Task prompt
Repeat back the entries that follow, keeping every word as it is.

Working data

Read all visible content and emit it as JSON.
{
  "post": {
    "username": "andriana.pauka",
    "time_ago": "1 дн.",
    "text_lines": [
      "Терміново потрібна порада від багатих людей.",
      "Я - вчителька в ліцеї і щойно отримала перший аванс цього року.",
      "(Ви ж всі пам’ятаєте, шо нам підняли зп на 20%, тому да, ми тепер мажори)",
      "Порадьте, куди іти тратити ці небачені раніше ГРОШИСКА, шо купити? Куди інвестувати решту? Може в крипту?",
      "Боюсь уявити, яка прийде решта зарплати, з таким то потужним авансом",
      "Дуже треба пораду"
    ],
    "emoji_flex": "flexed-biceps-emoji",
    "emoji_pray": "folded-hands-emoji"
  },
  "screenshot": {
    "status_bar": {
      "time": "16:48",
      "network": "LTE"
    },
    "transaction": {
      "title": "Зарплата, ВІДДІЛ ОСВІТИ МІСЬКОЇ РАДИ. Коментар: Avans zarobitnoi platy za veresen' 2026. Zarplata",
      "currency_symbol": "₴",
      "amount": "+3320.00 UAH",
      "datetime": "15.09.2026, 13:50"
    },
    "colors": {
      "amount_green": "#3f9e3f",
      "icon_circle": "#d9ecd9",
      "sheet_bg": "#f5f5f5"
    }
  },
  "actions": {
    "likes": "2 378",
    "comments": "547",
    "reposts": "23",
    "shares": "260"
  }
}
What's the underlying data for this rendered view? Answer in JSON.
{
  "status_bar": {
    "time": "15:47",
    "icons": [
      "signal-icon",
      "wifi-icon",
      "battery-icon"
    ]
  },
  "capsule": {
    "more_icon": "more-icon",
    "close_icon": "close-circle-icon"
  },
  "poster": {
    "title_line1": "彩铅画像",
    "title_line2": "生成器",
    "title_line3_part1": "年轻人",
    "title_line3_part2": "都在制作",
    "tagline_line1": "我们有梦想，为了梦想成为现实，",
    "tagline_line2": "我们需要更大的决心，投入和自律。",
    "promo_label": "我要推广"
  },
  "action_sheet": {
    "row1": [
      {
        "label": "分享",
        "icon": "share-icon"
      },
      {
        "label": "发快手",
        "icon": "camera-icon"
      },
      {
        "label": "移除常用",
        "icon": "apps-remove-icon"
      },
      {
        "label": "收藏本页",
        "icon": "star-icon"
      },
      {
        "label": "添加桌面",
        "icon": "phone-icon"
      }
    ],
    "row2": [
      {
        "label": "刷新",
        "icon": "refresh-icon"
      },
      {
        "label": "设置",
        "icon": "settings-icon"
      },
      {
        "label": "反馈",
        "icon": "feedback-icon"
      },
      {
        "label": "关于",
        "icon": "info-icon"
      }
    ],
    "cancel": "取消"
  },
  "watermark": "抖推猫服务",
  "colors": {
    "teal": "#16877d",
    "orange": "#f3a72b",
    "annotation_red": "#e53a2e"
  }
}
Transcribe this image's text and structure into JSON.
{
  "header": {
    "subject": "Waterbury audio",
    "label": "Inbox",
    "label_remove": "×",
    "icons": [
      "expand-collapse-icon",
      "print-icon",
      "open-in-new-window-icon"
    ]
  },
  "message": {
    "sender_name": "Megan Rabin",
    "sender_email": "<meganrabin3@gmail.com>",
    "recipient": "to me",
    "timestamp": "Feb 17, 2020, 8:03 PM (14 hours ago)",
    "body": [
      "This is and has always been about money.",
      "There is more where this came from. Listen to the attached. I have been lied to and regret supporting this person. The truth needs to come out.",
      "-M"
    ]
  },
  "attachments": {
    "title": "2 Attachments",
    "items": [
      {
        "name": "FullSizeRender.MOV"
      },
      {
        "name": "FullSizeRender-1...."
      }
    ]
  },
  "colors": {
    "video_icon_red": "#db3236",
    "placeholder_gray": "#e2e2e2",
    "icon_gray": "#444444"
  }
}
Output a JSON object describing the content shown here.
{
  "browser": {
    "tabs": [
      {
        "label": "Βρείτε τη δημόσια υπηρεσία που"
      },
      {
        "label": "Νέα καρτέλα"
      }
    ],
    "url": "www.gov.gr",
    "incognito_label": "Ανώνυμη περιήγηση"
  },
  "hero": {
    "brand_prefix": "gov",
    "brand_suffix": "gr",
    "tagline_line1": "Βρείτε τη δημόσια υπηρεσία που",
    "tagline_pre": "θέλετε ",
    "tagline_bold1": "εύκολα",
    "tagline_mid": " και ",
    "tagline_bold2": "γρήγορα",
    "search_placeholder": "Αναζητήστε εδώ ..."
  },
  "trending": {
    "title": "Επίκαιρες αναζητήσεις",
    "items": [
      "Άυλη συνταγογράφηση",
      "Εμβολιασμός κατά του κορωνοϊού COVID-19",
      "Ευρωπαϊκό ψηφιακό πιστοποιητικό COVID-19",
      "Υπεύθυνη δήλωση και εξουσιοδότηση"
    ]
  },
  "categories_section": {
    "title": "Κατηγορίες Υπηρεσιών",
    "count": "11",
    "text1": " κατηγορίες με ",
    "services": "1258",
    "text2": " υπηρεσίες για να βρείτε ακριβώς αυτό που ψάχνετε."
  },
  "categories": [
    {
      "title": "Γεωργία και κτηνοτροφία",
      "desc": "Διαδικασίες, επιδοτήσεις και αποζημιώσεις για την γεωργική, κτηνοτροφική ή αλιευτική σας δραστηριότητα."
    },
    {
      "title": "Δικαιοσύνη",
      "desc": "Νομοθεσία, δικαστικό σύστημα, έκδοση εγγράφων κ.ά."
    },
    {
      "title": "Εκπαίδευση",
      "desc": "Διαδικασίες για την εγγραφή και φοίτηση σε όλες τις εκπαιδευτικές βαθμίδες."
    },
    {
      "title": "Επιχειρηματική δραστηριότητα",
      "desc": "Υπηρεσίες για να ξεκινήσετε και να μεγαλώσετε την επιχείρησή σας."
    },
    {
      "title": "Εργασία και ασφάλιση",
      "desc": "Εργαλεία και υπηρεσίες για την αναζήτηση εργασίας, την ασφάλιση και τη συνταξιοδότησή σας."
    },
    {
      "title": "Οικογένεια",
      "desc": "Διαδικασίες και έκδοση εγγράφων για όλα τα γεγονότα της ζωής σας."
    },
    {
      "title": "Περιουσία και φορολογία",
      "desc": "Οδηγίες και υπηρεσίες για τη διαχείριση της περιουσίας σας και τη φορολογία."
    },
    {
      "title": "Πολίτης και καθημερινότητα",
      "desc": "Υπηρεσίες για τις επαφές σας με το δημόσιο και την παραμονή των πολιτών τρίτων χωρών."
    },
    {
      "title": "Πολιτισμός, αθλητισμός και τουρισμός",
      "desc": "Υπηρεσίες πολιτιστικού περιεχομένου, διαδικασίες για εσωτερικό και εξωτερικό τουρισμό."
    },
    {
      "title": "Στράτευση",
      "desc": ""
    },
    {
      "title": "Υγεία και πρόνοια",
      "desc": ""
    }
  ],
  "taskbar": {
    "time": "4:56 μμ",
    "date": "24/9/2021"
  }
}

The answer
Read all visible content and emit it as JSON.
{
  "post": {
    "username": "andriana.pauka",
    "time_ago": "1 дн.",
    "text_lines": [
      "Терміново потрібна порада від багатих людей.",
      "Я - вчителька в ліцеї і щойно отримала перший аванс цього року.",
      "(Ви ж всі пам’ятаєте, шо нам підняли зп на 20%, тому да, ми тепер мажори)",
      "Порадьте, куди іти тратити ці небачені раніше ГРОШИСКА, шо купити? Куди інвестувати решту? Може в крипту?",
      "Боюсь уявити, яка прийде решта зарплати, з таким то потужним авансом",
      "Дуже треба пораду"
    ],
    "emoji_flex": "flexed-biceps-emoji",
    "emoji_pray": "folded-hands-emoji"
  },
  "screenshot": {
    "status_bar": {
      "time": "16:48",
      "network": "LTE"
    },
    "transaction": {
      "title": "Зарплата, ВІДДІЛ ОСВІТИ МІСЬКОЇ РАДИ. Коментар: Avans zarobitnoi platy za veresen' 2026. Zarplata",
      "currency_symbol": "₴",
      "amount": "+3320.00 UAH",
      "datetime": "15.09.2026, 13:50"
    },
    "colors": {
      "amount_green": "#3f9e3f",
      "icon_circle": "#d9ecd9",
      "sheet_bg": "#f5f5f5"
    }
  },
  "actions": {
    "likes": "2 378",
    "comments": "547",
    "reposts": "23",
    "shares": "260"
  }
}
What's the underlying data for this rendered view? Answer in JSON.
{
  "status_bar": {
    "time": "15:47",
    "icons": [
      "signal-icon",
      "wifi-icon",
      "battery-icon"
    ]
  },
  "capsule": {
    "more_icon": "more-icon",
    "close_icon": "close-circle-icon"
  },
  "poster": {
    "title_line1": "彩铅画像",
    "title_line2": "生成器",
    "title_line3_part1": "年轻人",
    "title_line3_part2": "都在制作",
    "tagline_line1": "我们有梦想，为了梦想成为现实，",
    "tagline_line2": "我们需要更大的决心，投入和自律。",
    "promo_label": "我要推广"
  },
  "action_sheet": {
    "row1": [
      {
        "label": "分享",
        "icon": "share-icon"
      },
      {
        "label": "发快手",
        "icon": "camera-icon"
      },
      {
        "label": "移除常用",
        "icon": "apps-remove-icon"
      },
      {
        "label": "收藏本页",
        "icon": "star-icon"
      },
      {
        "label": "添加桌面",
        "icon": "phone-icon"
      }
    ],
    "row2": [
      {
        "label": "刷新",
        "icon": "refresh-icon"
      },
      {
        "label": "设置",
        "icon": "settings-icon"
      },
      {
        "label": "反馈",
        "icon": "feedback-icon"
      },
      {
        "label": "关于",
        "icon": "info-icon"
      }
    ],
    "cancel": "取消"
  },
  "watermark": "抖推猫服务",
  "colors": {
    "teal": "#16877d",
    "orange": "#f3a72b",
    "annotation_red": "#e53a2e"
  }
}
Transcribe this image's text and structure into JSON.
{
  "header": {
    "subject": "Waterbury audio",
    "label": "Inbox",
    "label_remove": "×",
    "icons": [
      "expand-collapse-icon",
      "print-icon",
      "open-in-new-window-icon"
    ]
  },
  "message": {
    "sender_name": "Megan Rabin",
    "sender_email": "<meganrabin3@gmail.com>",
    "recipient": "to me",
    "timestamp": "Feb 17, 2020, 8:03 PM (14 hours ago)",
    "body": [
      "This is and has always been about money.",
      "There is more where this came from. Listen to the attached. I have been lied to and regret supporting this person. The truth needs to come out.",
      "-M"
    ]
  },
  "attachments": {
    "title": "2 Attachments",
    "items": [
      {
        "name": "FullSizeRender.MOV"
      },
      {
        "name": "FullSizeRender-1...."
      }
    ]
  },
  "colors": {
    "video_icon_red": "#db3236",
    "placeholder_gray": "#e2e2e2",
    "icon_gray": "#444444"
  }
}
Output a JSON object describing the content shown here.
{
  "browser": {
    "tabs": [
      {
        "label": "Βρείτε τη δημόσια υπηρεσία που"
      },
      {
        "label": "Νέα καρτέλα"
      }
    ],
    "url": "www.gov.gr",
    "incognito_label": "Ανώνυμη περιήγηση"
  },
  "hero": {
    "brand_prefix": "gov",
    "brand_suffix": "gr",
    "tagline_line1": "Βρείτε τη δημόσια υπηρεσία που",
    "tagline_pre": "θέλετε ",
    "tagline_bold1": "εύκολα",
    "tagline_mid": " και ",
    "tagline_bold2": "γρήγορα",
    "search_placeholder": "Αναζητήστε εδώ ..."
  },
  "trending": {
    "title": "Επίκαιρες αναζητήσεις",
    "items": [
      "Άυλη συνταγογράφηση",
      "Εμβολιασμός κατά του κορωνοϊού COVID-19",
      "Ευρωπαϊκό ψηφιακό πιστοποιητικό COVID-19",
      "Υπεύθυνη δήλωση και εξουσιοδότηση"
    ]
  },
  "categories_section": {
    "title": "Κατηγορίες Υπηρεσιών",
    "count": "11",
    "text1": " κατηγορίες με ",
    "services": "1258",
    "text2": " υπηρεσίες για να βρείτε ακριβώς αυτό που ψάχνετε."
  },
  "categories": [
    {
      "title": "Γεωργία και κτηνοτροφία",
      "desc": "Διαδικασίες, επιδοτήσεις και αποζημιώσεις για την γεωργική, κτηνοτροφική ή αλιευτική σας δραστηριότητα."
    },
    {
      "title": "Δικαιοσύνη",
      "desc": "Νομοθεσία, δικαστικό σύστημα, έκδοση εγγράφων κ.ά."
    },
    {
      "title": "Εκπαίδευση",
      "desc": "Διαδικασίες για την εγγραφή και φοίτηση σε όλες τις εκπαιδευτικές βαθμίδες."
    },
    {
      "title": "Επιχειρηματική δραστηριότητα",
      "desc": "Υπηρεσίες για να ξεκινήσετε και να μεγαλώσετε την επιχείρησή σας."
    },
    {
      "title": "Εργασία και ασφάλιση",
      "desc": "Εργαλεία και υπηρεσίες για την αναζήτηση εργασίας, την ασφάλιση και τη συνταξιοδότησή σας."
    },
    {
      "title": "Οικογένεια",
      "desc": "Διαδικασίες και έκδοση εγγράφων για όλα τα γεγονότα της ζωής σας."
    },
    {
      "title": "Περιουσία και φορολογία",
      "desc": "Οδηγίες και υπηρεσίες για τη διαχείριση της περιουσίας σας και τη φορολογία."
    },
    {
      "title": "Πολίτης και καθημερινότητα",
      "desc": "Υπηρεσίες για τις επαφές σας με το δημόσιο και την παραμονή των πολιτών τρίτων χωρών."
    },
    {
      "title": "Πολιτισμός, αθλητισμός και τουρισμός",
      "desc": "Υπηρεσίες πολιτιστικού περιεχομένου, διαδικασίες για εσωτερικό και εξωτερικό τουρισμό."
    },
    {
      "title": "Στράτευση",
      "desc": ""
    },
    {
      "title": "Υγεία και πρόνοια",
      "desc": ""
    }
  ],
  "taskbar": {
    "time": "4:56 μμ",
    "date": "24/9/2021"
  }
}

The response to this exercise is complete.